On anecdote all physicians claim, and perhaps believe, they provide services irregardless of its impact on their own financial bottom line. And likely on anecdote all physicians will, sincerely, claim the same for most of their colleagues. And so it’s always controversial to claim that physicians provide more care, of marginal or no necessity, based on their own financial gain. But here we are again with evidence for such. A paper from the NBER concludes that California obstetricians are performing c-sections in part motivated by billing.
[P]hysicians are almost 10 percent less likely to receive a C-section, with only a quarter of this effect attributable to differential sorting of patients to hospitals or obstetricians. Financial incentives have a large effect on C-section probabilities for non-physicians
This follows oft forgotten research which has consistently shown that financial interests motivate some surgical procedures. Indeed a two decade old NBER paper implied c-sections were being driven by decreasing child birth. For instance, when the reimbursement for coronary artery bypass graft surgery went down, the number of surgeries performed went up. Many other papers have concluded the same.
Deincentivizing procedures and more healthcare are difficult things.

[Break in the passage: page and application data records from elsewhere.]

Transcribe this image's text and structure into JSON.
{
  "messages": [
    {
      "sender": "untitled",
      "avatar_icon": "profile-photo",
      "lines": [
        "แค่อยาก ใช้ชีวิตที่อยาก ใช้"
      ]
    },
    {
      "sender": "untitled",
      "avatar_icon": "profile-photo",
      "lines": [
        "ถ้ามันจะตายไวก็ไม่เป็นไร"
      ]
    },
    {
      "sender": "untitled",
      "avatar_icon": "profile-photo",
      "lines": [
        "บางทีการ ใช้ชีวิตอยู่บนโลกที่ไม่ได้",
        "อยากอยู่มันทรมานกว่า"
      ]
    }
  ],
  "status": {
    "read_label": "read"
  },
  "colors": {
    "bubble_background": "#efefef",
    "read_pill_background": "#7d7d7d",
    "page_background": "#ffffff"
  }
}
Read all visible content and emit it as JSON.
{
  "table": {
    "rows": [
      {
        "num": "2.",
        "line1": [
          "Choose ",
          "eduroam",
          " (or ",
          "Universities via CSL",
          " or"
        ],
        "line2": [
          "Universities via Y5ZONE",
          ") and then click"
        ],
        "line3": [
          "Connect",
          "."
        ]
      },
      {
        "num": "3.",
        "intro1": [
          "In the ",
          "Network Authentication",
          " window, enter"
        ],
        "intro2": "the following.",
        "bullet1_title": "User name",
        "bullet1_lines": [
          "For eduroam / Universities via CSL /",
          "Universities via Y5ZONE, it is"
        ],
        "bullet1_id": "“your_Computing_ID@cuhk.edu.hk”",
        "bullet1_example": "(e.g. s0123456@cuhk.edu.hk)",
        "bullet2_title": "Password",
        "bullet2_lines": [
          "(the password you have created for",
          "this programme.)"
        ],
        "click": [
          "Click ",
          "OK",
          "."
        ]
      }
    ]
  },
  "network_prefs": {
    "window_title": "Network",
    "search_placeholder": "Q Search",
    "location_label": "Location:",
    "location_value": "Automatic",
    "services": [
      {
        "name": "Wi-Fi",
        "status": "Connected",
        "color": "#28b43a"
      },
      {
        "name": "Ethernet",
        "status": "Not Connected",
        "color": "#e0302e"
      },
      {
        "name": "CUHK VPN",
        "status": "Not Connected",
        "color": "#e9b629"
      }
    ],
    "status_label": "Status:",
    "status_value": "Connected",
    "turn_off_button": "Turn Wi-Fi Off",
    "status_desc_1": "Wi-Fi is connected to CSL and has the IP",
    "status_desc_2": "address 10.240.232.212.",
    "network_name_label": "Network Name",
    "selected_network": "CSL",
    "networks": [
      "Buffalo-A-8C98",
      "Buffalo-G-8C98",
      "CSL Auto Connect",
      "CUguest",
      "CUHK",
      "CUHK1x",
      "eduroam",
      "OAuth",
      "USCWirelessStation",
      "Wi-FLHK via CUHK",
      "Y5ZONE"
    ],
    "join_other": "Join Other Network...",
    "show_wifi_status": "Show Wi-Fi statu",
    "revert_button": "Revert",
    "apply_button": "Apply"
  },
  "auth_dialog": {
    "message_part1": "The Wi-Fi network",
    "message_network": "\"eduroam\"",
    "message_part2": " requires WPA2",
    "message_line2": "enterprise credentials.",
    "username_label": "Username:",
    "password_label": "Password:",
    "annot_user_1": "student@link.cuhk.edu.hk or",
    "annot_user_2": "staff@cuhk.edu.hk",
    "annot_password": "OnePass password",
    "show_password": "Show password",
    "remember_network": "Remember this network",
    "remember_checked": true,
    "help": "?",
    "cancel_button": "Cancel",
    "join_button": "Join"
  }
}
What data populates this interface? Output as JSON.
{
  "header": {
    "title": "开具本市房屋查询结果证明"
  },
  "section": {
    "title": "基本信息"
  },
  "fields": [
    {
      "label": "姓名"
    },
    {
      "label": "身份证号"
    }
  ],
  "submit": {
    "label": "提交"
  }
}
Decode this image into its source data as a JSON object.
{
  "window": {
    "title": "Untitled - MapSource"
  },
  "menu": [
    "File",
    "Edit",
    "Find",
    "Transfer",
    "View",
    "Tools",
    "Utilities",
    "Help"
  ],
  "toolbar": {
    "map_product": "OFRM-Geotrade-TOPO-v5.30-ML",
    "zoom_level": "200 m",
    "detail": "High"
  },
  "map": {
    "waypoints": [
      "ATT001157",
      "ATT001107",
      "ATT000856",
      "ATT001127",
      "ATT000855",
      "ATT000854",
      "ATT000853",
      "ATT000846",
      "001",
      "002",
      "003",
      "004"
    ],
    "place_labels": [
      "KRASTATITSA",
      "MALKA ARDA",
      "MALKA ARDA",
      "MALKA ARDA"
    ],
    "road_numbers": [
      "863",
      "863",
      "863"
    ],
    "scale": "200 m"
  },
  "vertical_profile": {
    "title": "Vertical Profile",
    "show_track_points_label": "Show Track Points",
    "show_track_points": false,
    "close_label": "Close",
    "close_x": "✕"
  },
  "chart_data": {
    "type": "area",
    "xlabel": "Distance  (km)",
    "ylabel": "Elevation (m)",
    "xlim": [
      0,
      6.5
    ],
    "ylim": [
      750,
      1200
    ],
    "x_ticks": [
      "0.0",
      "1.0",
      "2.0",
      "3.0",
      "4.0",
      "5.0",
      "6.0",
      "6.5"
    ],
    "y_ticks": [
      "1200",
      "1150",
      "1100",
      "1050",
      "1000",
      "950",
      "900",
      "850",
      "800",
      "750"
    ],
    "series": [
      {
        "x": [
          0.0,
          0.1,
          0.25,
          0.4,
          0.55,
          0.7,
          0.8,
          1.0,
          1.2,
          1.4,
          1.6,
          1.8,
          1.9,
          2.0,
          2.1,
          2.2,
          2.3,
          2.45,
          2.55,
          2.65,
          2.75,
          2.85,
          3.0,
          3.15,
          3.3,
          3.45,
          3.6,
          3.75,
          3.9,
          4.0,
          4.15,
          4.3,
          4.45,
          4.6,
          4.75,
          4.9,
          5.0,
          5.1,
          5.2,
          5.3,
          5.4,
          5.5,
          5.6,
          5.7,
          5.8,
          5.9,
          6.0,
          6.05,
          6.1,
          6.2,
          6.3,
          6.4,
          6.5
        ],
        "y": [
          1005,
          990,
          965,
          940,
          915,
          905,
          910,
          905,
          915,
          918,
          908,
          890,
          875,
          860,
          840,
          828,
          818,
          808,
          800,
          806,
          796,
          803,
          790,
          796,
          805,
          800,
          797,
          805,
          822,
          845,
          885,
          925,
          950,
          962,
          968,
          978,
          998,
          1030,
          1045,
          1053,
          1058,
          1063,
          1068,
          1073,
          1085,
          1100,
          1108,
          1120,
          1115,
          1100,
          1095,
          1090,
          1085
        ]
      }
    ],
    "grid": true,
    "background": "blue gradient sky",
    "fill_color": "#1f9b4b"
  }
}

Shifting some of the reward away from volume has been attempted with capitation and basing some reimbursement on things other than volume i.e. pay for performance but as long as there remains substantial reward for doing more it is difficult to imagine doing less healthcare.